**Excerpts from an interface dataset**:
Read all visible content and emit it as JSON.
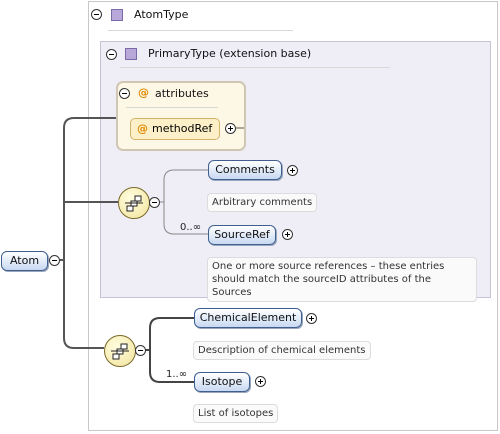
{
  "root": {
    "label": "Atom"
  },
  "atom_type": {
    "label": "AtomType"
  },
  "primary_type": {
    "label": "PrimaryType (extension base)"
  },
  "attributes": {
    "group_label": "attributes",
    "at_symbol": "@",
    "method_ref_label": "methodRef"
  },
  "elements": {
    "comments": {
      "label": "Comments",
      "doc": "Arbitrary comments"
    },
    "source_ref": {
      "label": "SourceRef",
      "cardinality": "0..∞",
      "doc_line1": "One or more source references – these entries",
      "doc_line2": "should match the sourceID attributes of the Sources"
    },
    "chemical_element": {
      "label": "ChemicalElement",
      "doc": "Description of chemical elements"
    },
    "isotope": {
      "label": "Isotope",
      "cardinality": "1..∞",
      "doc": "List of isotopes"
    }
  },
  "icons": {
    "expanded_toggle": "minus-circle-icon",
    "collapsed_toggle": "plus-circle-icon",
    "complex_type": "type-square-icon",
    "sequence": "sequence-compositor-icon"
  },
  "colors": {
    "element_fill": "#c8d9f2",
    "attribute_fill": "#fdf0c8",
    "type_square": "#b8a8d9",
    "sequence_fill": "#f1e39a"
  }
}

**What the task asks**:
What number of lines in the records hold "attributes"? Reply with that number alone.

**Written answer**:
3